Task to carry out ->
Check each line of the listing for the word "message" and report the ones that have it.

Input ->
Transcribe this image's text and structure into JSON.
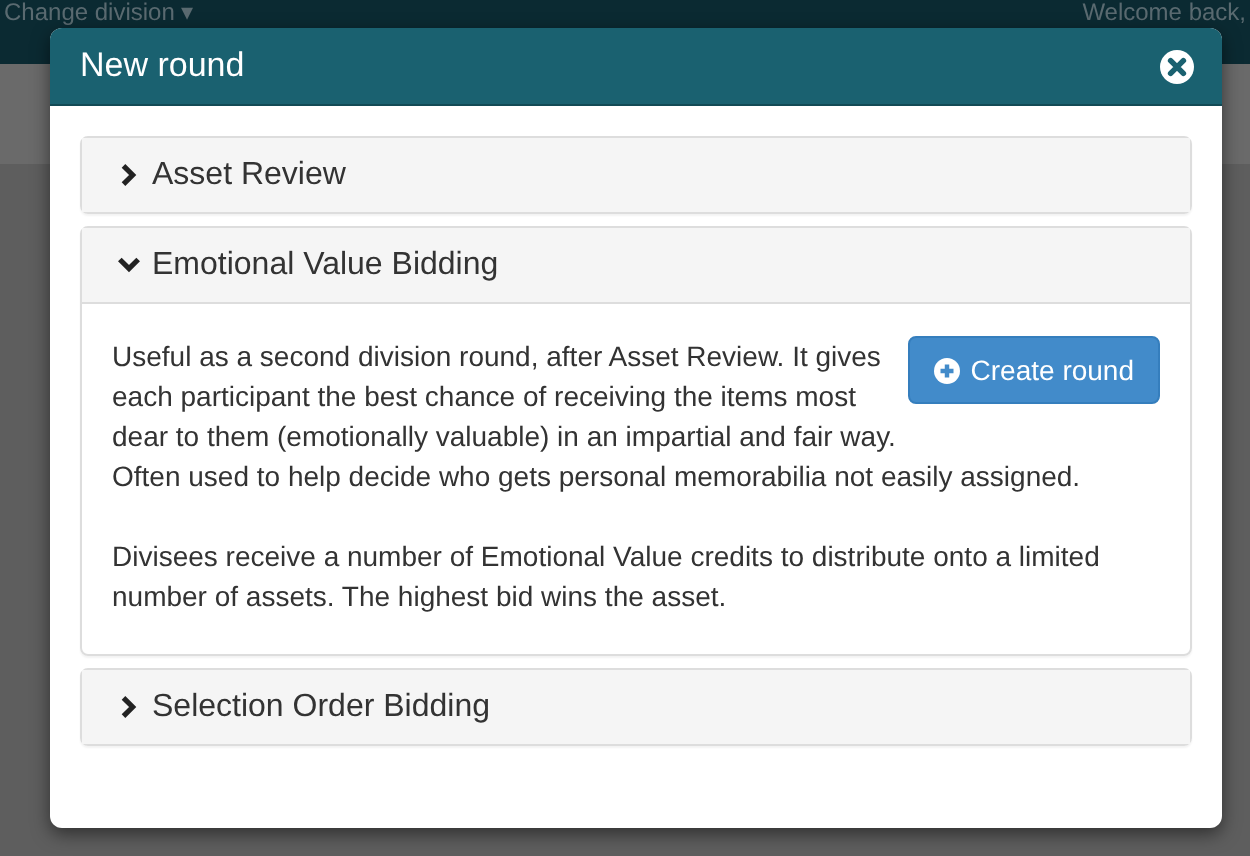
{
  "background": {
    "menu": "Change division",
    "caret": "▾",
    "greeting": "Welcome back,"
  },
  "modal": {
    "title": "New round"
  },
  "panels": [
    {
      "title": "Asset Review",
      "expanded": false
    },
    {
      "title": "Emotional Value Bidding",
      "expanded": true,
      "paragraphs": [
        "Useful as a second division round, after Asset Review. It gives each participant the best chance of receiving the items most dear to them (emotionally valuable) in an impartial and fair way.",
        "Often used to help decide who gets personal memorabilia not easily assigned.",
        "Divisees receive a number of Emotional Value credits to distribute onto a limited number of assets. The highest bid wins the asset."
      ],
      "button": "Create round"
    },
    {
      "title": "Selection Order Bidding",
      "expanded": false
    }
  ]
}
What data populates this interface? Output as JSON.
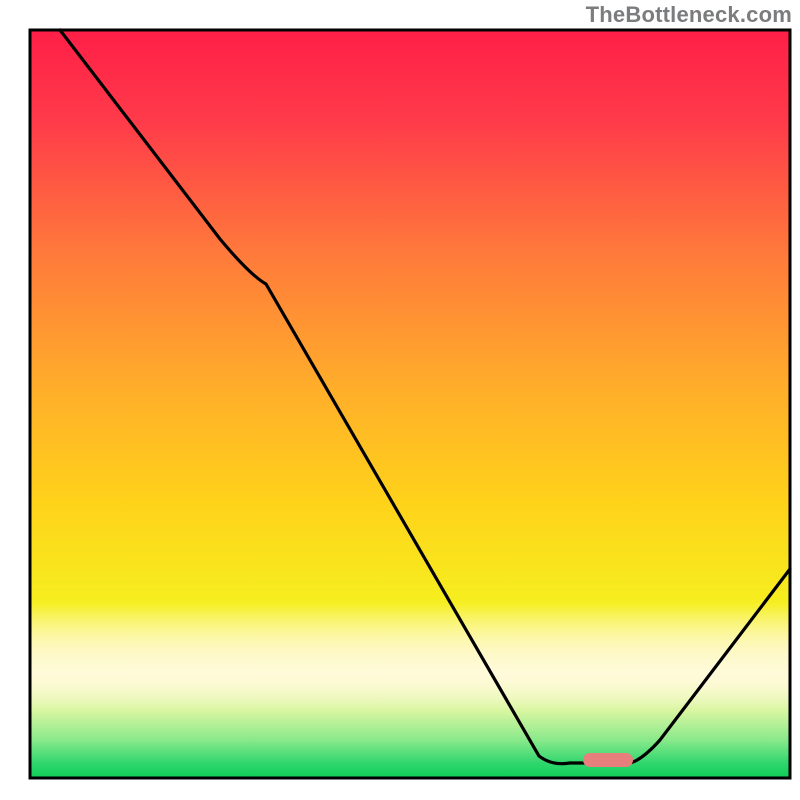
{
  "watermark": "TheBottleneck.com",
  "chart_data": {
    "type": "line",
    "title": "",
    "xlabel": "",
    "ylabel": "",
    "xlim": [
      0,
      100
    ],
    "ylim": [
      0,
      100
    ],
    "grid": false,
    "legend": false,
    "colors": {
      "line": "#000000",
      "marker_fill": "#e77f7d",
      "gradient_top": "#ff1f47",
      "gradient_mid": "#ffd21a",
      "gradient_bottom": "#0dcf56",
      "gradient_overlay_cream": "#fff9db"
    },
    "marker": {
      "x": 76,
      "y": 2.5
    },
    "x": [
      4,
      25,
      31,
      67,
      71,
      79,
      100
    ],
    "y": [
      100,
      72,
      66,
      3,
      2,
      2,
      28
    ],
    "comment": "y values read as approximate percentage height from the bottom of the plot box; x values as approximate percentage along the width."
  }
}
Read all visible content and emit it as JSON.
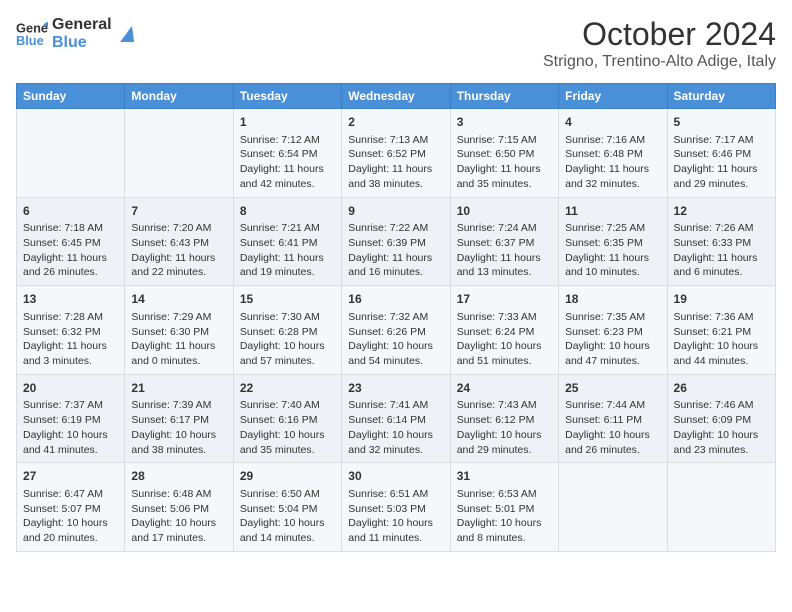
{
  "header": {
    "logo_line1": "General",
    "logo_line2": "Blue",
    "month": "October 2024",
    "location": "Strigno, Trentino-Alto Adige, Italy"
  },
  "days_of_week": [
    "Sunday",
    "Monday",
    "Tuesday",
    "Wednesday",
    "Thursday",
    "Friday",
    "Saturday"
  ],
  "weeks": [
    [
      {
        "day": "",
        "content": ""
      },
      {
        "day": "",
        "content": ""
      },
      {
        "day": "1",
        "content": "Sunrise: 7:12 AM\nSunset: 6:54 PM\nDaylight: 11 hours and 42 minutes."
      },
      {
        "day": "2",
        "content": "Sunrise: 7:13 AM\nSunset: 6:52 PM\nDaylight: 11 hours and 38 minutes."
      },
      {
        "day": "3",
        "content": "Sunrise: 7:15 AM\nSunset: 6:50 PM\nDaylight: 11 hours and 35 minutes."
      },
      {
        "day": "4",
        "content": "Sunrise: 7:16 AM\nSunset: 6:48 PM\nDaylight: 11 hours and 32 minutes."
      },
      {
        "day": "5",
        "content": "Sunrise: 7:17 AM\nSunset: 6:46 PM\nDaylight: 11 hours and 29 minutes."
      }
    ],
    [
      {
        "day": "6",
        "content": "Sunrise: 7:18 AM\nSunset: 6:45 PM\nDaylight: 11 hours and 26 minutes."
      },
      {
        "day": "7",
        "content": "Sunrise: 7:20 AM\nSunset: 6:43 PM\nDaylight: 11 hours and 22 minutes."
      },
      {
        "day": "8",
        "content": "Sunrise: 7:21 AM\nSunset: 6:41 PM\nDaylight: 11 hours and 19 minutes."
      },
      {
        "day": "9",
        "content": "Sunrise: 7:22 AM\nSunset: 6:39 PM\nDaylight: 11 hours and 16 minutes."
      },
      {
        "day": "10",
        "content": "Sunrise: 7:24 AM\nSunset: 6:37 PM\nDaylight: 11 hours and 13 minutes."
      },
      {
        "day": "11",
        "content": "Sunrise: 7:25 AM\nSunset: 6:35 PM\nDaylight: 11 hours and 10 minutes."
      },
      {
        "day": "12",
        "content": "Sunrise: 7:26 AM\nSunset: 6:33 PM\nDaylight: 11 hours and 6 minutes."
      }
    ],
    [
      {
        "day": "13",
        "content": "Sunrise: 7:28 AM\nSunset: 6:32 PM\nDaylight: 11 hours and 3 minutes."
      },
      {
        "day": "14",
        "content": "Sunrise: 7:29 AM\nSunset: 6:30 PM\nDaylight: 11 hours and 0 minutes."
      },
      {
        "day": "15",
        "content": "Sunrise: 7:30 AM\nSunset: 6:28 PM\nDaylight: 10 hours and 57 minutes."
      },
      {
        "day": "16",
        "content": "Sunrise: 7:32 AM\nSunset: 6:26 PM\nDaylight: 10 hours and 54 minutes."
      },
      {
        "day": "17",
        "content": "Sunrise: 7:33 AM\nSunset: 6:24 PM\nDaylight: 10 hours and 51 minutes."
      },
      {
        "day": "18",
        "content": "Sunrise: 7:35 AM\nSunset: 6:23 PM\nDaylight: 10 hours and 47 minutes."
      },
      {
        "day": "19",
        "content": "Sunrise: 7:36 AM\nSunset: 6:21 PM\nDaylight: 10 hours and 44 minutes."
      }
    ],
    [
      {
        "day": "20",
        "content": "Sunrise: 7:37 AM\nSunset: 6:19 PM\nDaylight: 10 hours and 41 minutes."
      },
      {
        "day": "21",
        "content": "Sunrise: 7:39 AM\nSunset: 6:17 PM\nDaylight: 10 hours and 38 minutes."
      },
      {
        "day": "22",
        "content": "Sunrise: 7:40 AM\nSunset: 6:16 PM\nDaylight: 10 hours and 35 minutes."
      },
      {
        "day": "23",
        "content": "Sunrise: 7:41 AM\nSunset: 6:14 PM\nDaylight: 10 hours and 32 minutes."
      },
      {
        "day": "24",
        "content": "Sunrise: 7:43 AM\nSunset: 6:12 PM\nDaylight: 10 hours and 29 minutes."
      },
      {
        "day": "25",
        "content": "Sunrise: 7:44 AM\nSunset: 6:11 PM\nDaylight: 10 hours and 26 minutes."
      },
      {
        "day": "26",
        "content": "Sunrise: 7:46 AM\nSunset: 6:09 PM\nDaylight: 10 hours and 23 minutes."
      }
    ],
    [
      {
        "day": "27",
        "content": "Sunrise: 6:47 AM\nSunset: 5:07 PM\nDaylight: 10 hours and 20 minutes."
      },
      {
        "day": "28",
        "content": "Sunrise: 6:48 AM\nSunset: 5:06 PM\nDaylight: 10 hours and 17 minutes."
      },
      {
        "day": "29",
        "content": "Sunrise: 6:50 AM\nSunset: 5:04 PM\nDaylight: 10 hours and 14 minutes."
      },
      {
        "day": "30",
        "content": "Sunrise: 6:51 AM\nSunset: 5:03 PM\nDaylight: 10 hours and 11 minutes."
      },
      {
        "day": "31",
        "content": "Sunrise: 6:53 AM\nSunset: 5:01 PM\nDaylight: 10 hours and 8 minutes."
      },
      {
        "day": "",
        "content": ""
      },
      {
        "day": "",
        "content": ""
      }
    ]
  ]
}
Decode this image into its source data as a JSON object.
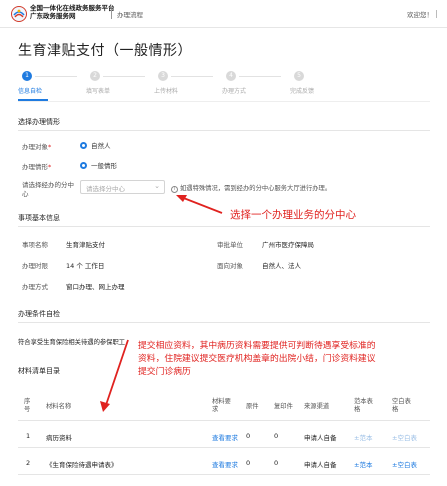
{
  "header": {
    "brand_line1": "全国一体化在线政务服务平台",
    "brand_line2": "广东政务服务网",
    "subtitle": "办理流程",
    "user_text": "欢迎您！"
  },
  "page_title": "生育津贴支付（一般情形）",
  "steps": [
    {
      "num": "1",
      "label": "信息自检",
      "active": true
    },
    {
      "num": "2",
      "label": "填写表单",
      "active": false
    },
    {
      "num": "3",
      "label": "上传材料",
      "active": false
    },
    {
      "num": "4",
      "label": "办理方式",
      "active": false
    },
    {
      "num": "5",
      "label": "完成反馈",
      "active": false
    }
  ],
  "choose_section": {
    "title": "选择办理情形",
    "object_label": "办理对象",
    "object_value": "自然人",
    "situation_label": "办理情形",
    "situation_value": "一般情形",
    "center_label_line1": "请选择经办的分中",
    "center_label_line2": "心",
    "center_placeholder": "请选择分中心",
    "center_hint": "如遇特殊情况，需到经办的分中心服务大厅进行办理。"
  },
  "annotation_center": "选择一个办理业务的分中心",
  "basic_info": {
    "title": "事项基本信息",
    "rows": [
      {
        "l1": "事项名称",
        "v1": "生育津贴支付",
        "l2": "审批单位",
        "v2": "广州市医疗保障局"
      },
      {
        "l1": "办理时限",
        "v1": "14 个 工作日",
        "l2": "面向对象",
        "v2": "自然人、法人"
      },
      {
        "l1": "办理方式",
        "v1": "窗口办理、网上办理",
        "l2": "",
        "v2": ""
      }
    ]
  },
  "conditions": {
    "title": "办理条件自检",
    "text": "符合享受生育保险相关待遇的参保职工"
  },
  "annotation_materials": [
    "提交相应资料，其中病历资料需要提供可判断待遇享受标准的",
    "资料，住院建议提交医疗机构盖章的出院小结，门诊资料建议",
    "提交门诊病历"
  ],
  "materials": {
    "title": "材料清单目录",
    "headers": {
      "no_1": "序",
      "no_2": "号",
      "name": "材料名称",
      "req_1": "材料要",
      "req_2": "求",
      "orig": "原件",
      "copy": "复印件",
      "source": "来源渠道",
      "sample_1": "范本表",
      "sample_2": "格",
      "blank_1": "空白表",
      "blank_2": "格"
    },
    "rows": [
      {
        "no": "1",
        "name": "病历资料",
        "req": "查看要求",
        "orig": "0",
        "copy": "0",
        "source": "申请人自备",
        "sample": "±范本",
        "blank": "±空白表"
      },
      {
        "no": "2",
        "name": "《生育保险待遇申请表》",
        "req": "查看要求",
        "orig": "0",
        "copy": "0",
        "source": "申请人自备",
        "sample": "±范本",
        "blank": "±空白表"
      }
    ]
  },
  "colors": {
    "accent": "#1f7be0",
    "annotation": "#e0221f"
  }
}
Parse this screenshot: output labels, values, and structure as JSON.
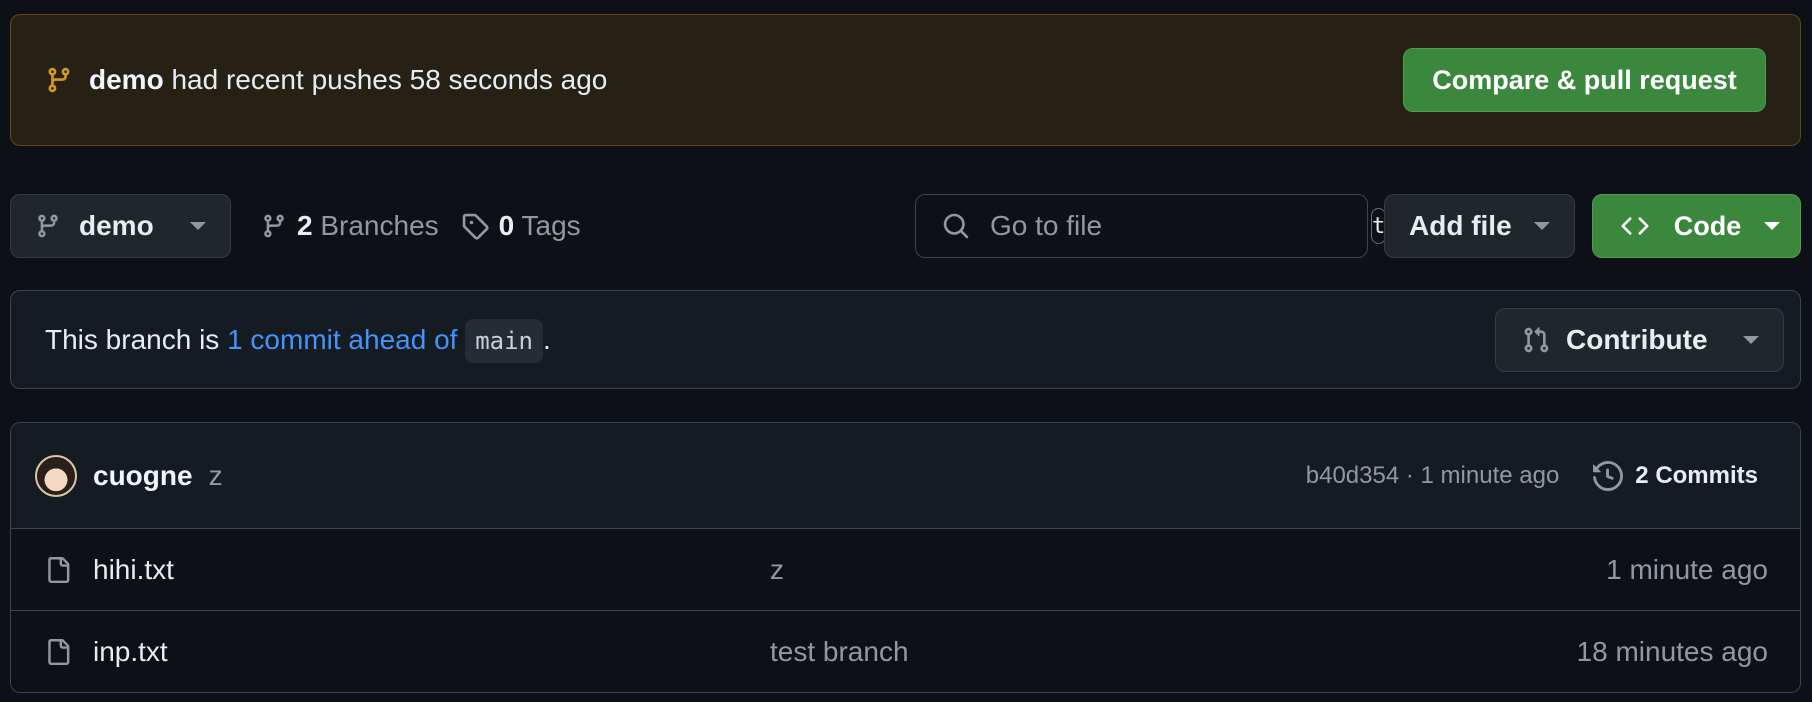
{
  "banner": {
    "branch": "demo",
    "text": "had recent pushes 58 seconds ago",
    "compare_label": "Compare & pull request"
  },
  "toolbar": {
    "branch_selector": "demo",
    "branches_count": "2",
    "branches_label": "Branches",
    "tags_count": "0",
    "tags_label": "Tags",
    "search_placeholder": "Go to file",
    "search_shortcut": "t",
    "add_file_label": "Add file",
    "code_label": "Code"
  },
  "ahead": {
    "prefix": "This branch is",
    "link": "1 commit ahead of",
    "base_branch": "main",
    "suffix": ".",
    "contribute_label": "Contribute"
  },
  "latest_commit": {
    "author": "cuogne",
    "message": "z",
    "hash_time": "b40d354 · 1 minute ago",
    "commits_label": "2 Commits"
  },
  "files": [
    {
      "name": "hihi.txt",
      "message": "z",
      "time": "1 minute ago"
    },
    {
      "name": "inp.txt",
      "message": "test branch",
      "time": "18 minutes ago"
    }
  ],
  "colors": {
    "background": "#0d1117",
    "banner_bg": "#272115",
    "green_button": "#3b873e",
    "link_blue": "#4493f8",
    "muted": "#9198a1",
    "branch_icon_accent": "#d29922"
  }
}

Final answer ->
    "message": "z",
      "message": "z",
      "message": "test branch",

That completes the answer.